Items from a data source ▸
____________
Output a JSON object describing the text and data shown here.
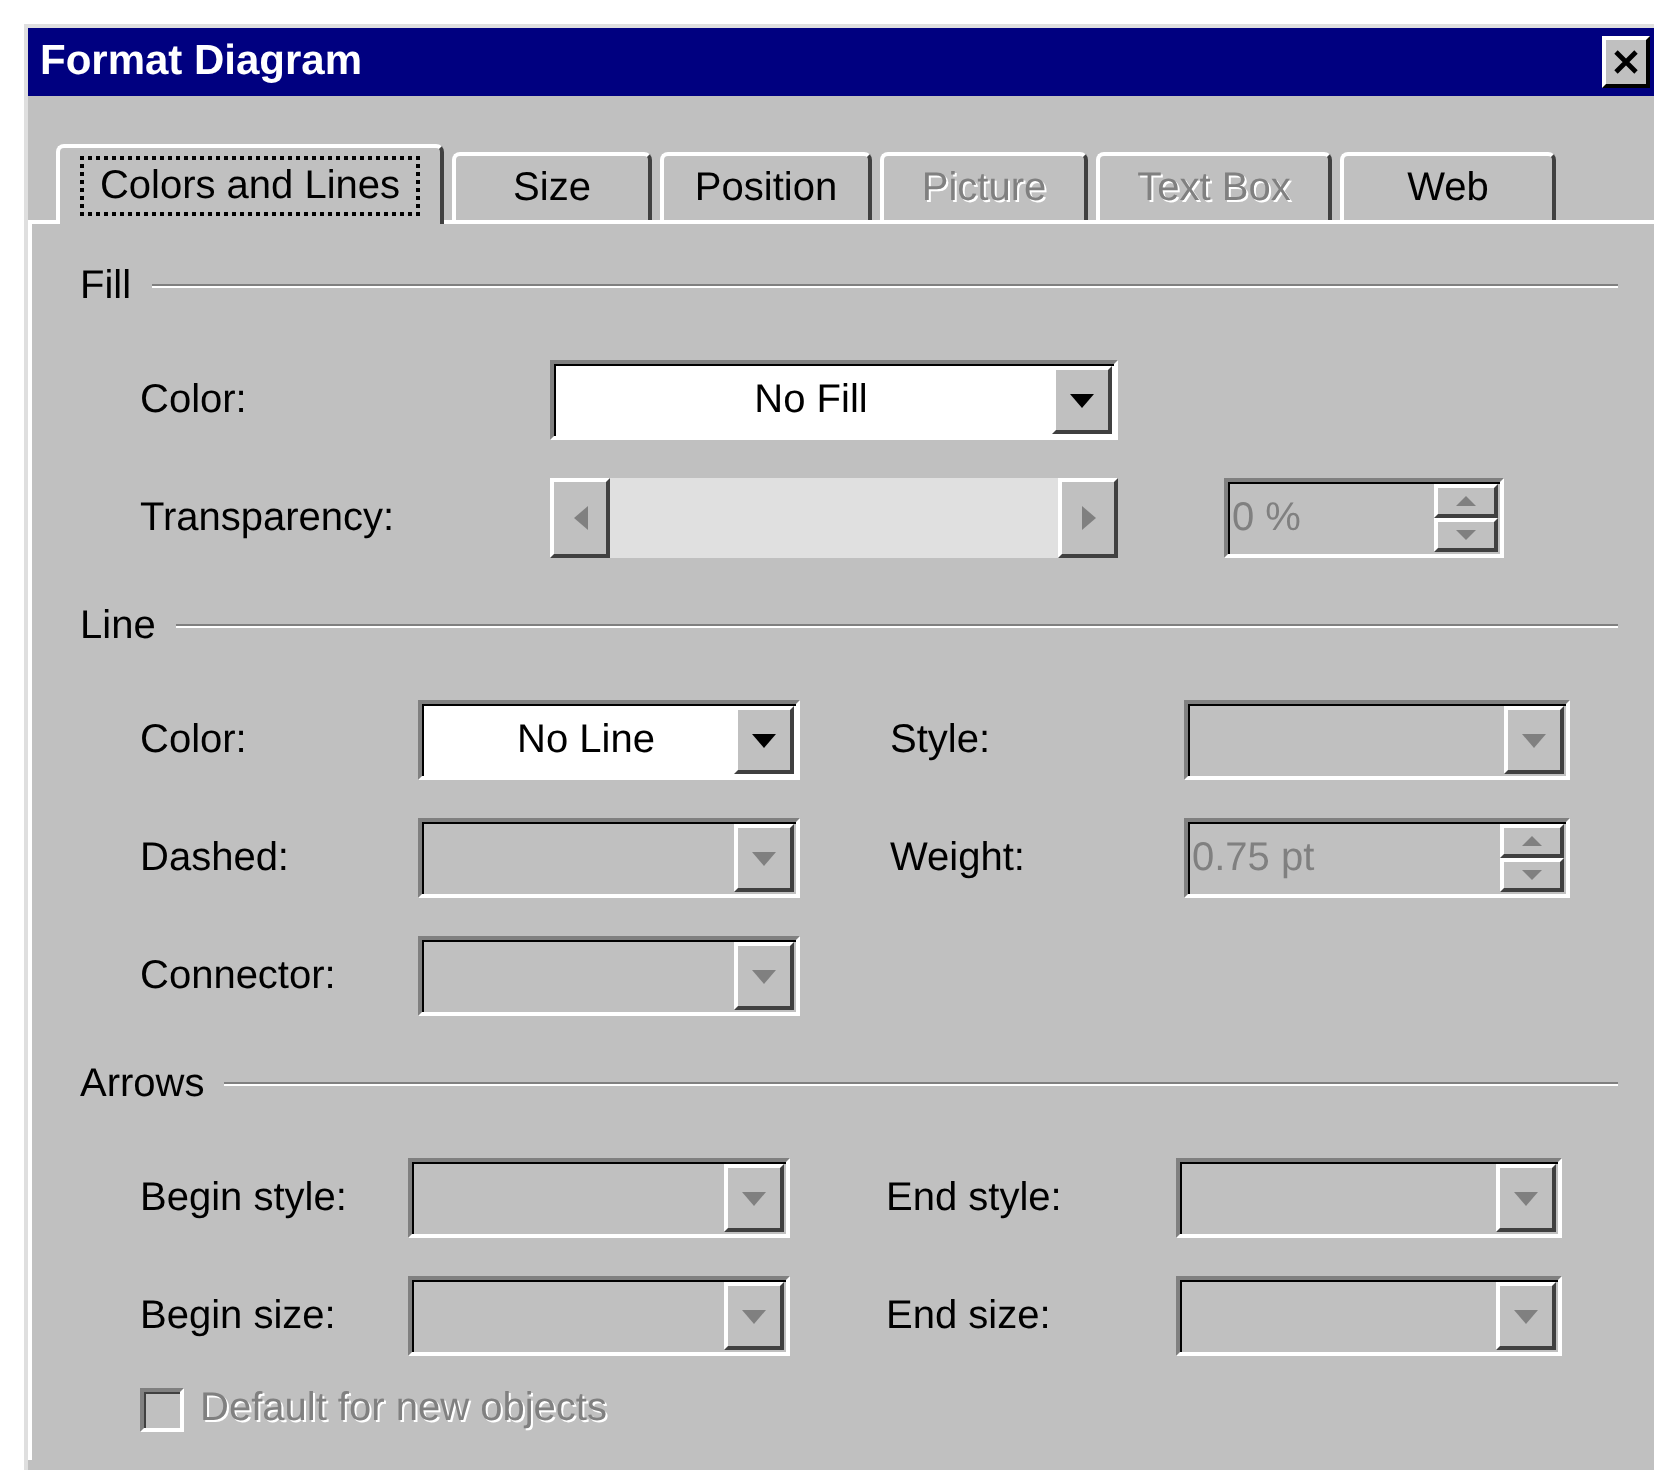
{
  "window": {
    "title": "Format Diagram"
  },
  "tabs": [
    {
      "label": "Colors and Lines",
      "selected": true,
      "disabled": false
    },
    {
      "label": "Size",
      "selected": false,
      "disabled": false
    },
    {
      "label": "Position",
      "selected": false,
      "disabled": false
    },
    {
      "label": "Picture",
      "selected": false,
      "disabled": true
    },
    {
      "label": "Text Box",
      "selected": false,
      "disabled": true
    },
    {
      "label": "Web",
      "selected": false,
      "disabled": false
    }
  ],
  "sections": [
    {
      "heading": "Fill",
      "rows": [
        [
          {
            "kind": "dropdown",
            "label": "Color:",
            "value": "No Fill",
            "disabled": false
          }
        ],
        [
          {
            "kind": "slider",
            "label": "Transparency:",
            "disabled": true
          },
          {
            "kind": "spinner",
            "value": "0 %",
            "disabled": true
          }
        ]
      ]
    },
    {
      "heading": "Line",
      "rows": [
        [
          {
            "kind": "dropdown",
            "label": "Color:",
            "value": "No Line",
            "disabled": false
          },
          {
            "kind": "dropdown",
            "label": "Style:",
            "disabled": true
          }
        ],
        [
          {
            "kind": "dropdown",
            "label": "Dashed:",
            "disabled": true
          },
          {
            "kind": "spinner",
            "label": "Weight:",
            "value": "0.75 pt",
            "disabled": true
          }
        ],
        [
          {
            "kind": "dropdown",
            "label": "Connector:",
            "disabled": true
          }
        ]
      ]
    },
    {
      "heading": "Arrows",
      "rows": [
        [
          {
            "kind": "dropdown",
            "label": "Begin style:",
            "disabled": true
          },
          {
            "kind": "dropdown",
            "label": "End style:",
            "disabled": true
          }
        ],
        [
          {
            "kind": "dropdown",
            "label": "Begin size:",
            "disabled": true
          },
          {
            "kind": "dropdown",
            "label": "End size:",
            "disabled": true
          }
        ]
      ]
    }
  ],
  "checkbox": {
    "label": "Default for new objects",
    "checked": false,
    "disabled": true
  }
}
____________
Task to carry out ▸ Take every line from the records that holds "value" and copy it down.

Exercise answer ▸
            "value": "No Fill",
            "value": "0 %",
            "value": "No Line",
            "value": "0.75 pt",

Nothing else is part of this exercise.